This notion remains an article of faith within the Romney camp, but it may no longer apply, if it ever did. (There is new scholarship that questions it.) As my brilliant colleague Mark Blumenthal explained recently (but too late to help me!), things have changed.
Incumbents don't just sit there and take it anymore; they counterattack preemptively. And with the electorate so divided and then locked in by early and aggressive campaigning, there aren't enough truly undecided voters left to make that big of a difference.
The dynamics of voter crowds are changing in the digital era. In fact, there aren't crowds anymore in the old-fashioned sense. Voters are identified and appealed to one by one, issue by issue, and demographic by demographic. Everyone is listening to his or her own Pied Piper.

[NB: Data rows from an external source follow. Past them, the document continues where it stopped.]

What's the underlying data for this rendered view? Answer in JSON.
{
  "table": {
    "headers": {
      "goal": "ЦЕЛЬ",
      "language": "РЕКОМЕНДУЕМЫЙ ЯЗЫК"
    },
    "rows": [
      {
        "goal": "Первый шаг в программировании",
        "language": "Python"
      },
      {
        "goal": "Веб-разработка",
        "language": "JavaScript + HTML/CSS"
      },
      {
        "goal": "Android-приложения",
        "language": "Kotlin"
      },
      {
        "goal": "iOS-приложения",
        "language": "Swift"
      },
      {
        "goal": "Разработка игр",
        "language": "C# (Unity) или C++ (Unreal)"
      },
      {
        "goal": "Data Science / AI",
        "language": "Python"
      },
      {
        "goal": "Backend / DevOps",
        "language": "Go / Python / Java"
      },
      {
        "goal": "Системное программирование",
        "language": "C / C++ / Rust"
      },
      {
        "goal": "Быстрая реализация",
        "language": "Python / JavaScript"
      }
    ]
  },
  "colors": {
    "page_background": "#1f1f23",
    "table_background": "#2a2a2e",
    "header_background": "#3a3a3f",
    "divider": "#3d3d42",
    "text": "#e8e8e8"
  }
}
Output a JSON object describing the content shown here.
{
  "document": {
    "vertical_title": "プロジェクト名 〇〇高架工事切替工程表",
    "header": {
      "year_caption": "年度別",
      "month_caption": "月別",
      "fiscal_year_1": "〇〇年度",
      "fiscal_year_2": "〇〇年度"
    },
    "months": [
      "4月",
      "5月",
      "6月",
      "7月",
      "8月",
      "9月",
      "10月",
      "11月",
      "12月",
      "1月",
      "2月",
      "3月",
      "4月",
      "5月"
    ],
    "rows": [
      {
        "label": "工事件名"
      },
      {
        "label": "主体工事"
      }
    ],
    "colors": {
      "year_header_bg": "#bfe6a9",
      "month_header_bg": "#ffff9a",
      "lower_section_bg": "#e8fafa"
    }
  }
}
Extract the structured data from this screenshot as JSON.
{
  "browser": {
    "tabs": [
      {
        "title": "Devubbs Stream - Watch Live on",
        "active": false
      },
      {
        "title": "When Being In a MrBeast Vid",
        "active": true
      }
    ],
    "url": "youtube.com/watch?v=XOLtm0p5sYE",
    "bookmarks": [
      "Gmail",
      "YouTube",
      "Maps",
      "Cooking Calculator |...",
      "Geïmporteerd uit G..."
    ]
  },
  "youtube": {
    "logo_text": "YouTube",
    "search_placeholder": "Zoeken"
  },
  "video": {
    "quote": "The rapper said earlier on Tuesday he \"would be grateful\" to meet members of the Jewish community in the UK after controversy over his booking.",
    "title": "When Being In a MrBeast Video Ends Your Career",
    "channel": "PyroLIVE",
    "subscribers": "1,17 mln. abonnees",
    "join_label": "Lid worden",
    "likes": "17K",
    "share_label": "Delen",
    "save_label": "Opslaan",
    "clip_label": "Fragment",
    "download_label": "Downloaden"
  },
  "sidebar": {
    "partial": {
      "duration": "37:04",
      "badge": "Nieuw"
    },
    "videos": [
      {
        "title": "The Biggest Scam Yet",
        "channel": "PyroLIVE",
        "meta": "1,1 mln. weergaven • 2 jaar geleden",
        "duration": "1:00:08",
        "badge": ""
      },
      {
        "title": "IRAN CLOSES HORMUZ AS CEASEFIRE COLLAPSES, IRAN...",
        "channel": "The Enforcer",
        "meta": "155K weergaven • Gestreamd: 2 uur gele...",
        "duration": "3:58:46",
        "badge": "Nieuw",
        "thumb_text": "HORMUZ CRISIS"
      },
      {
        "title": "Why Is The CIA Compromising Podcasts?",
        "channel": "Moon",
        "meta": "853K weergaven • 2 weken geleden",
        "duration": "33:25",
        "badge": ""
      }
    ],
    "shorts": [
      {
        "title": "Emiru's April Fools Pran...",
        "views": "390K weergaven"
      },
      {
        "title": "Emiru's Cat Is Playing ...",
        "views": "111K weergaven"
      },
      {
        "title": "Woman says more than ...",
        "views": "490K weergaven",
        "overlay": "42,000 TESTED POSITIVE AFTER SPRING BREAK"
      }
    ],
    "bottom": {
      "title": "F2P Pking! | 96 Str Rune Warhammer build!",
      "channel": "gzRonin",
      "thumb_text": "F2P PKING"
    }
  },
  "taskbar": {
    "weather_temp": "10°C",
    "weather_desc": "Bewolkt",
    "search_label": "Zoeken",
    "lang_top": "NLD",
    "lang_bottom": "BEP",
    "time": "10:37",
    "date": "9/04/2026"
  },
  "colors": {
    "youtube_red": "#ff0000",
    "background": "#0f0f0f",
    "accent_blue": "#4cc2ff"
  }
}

One famous campaign manager I knew used to talk about "The Churn" -- what he regarded as mystical mass swings at the end of a campaign, when a kind of follow-the-leader momentum would gather strength. This is no longer that world, or at least not in this year's election.
Aside from the process reasons, there is another explanation for why the Des Moines Register endorsement wasn't the stone that caused big ripples in the pond.
It's the man they endorsed and the way he has run his campaign. The Register endorsement itself was grudging. And Romney -- for whatever reason -- has been unable to convey enough of a sense that he understands the lives and trials of the people who will vote next week.
Most voters aren't eager to give President Obama another four-year contract. But they aren't going to abandon him in sufficient numbers unless Romney gives them more positive and tangible evidence that he cares. He's "likeable" enough now: On that measure, he is the president's equal. But people still say by large percentages that they doubt he understands them.
Meanwhile, the president has had day after day to show the victims of Hurricane Sandy -- and the rest of the country -- that he urgently cares about their problems.
Romney has three days left to somehow overcome that, but the Register won't be of much help.
For Howard Fineman's full 2012 Countdown, click here.